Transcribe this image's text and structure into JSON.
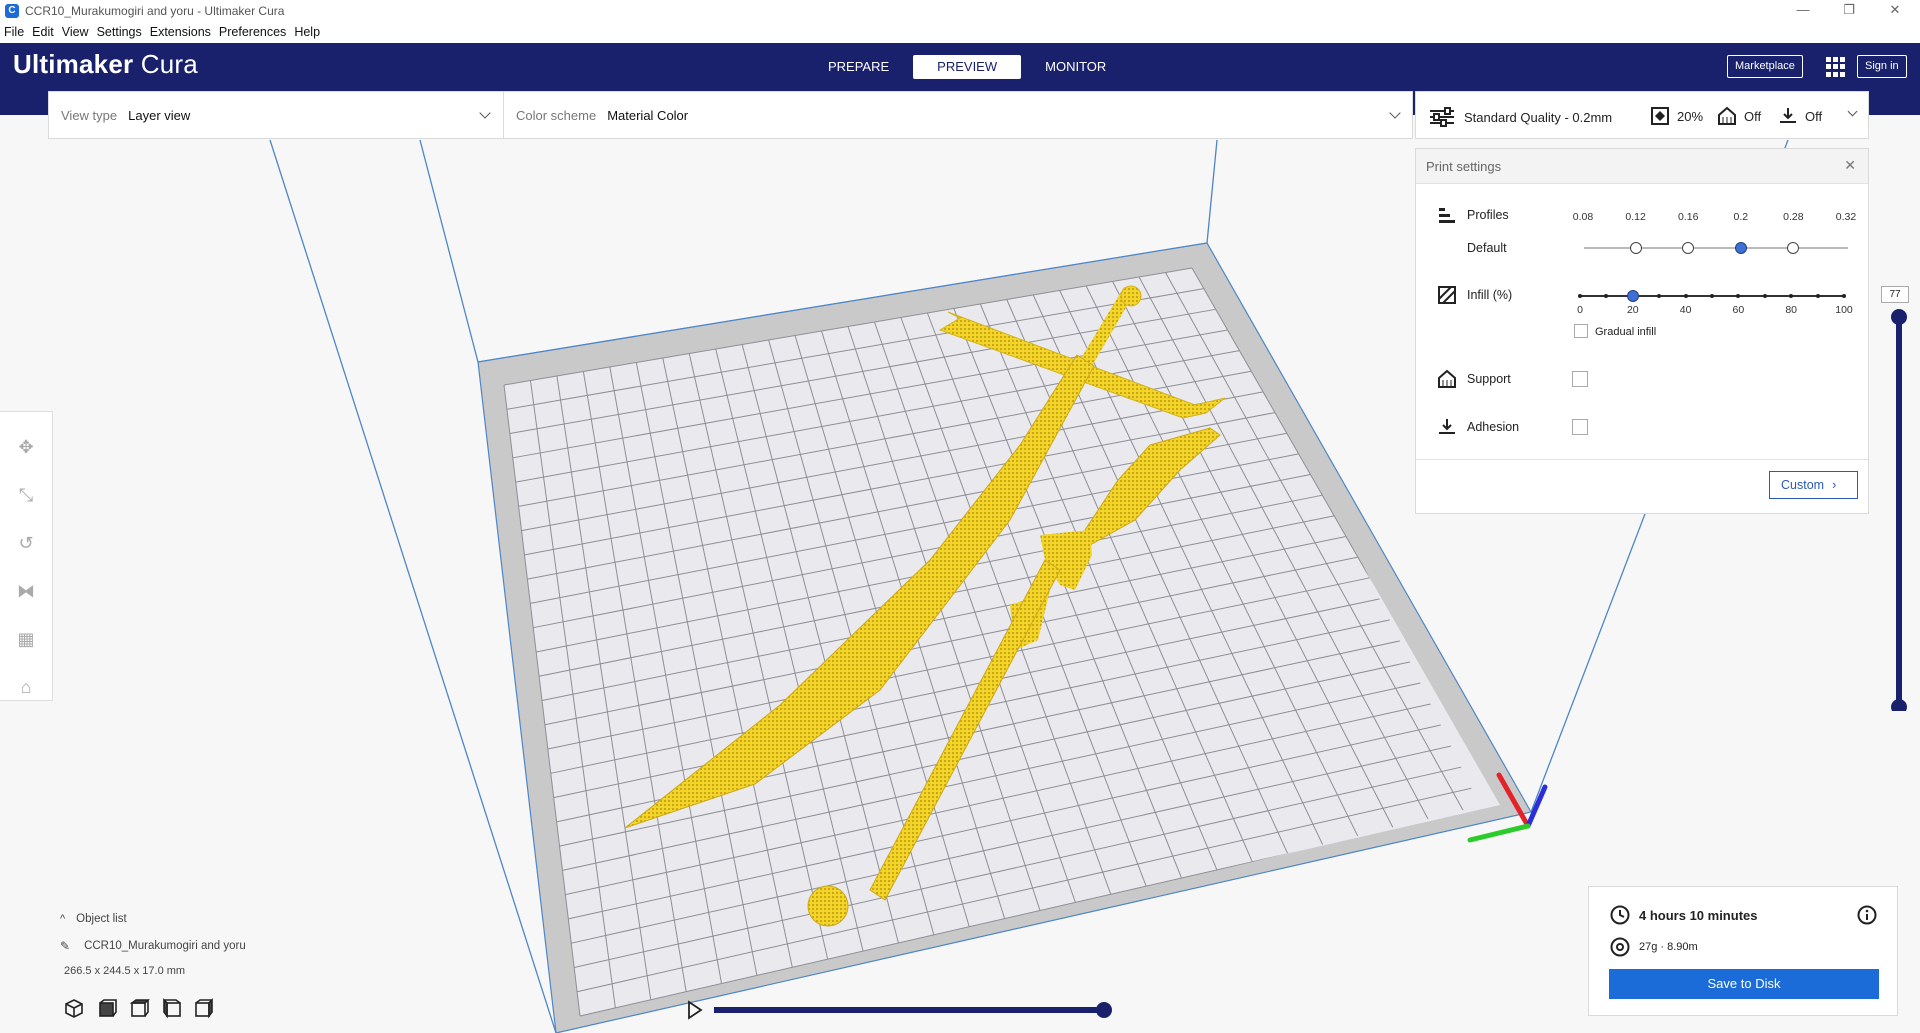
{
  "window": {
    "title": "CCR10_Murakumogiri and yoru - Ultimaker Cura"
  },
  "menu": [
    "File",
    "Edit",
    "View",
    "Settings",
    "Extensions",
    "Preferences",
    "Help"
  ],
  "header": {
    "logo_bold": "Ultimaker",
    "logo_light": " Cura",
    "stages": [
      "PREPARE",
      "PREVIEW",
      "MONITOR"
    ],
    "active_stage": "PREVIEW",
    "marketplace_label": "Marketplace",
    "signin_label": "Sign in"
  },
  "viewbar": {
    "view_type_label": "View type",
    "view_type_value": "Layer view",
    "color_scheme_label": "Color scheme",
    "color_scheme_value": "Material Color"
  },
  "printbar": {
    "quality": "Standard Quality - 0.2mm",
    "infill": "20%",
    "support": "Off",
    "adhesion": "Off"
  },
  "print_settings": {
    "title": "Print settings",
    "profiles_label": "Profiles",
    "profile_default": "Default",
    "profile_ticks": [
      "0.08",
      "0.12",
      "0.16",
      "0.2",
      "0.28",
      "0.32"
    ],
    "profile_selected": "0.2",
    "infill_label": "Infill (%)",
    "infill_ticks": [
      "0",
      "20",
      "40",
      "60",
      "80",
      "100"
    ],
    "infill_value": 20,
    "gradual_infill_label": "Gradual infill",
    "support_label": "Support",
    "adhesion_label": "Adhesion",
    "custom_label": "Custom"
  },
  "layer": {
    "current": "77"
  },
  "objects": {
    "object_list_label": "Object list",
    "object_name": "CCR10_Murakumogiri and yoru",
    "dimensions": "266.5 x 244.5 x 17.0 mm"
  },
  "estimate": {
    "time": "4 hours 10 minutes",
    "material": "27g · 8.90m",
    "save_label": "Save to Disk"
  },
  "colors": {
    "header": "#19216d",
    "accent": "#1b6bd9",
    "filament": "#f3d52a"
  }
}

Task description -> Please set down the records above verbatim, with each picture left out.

Solution for this exercise ->
Transcribe this image's text and structure into JSON.
{
  "window": {
    "title": "CCR10_Murakumogiri and yoru - Ultimaker Cura"
  },
  "menu": [
    "File",
    "Edit",
    "View",
    "Settings",
    "Extensions",
    "Preferences",
    "Help"
  ],
  "header": {
    "logo_bold": "Ultimaker",
    "logo_light": " Cura",
    "stages": [
      "PREPARE",
      "PREVIEW",
      "MONITOR"
    ],
    "active_stage": "PREVIEW",
    "marketplace_label": "Marketplace",
    "signin_label": "Sign in"
  },
  "viewbar": {
    "view_type_label": "View type",
    "view_type_value": "Layer view",
    "color_scheme_label": "Color scheme",
    "color_scheme_value": "Material Color"
  },
  "printbar": {
    "quality": "Standard Quality - 0.2mm",
    "infill": "20%",
    "support": "Off",
    "adhesion": "Off"
  },
  "print_settings": {
    "title": "Print settings",
    "profiles_label": "Profiles",
    "profile_default": "Default",
    "profile_ticks": [
      "0.08",
      "0.12",
      "0.16",
      "0.2",
      "0.28",
      "0.32"
    ],
    "profile_selected": "0.2",
    "infill_label": "Infill (%)",
    "infill_ticks": [
      "0",
      "20",
      "40",
      "60",
      "80",
      "100"
    ],
    "infill_value": 20,
    "gradual_infill_label": "Gradual infill",
    "support_label": "Support",
    "adhesion_label": "Adhesion",
    "custom_label": "Custom"
  },
  "layer": {
    "current": "77"
  },
  "objects": {
    "object_list_label": "Object list",
    "object_name": "CCR10_Murakumogiri and yoru",
    "dimensions": "266.5 x 244.5 x 17.0 mm"
  },
  "estimate": {
    "time": "4 hours 10 minutes",
    "material": "27g · 8.90m",
    "save_label": "Save to Disk"
  },
  "colors": {
    "header": "#19216d",
    "accent": "#1b6bd9",
    "filament": "#f3d52a"
  }
}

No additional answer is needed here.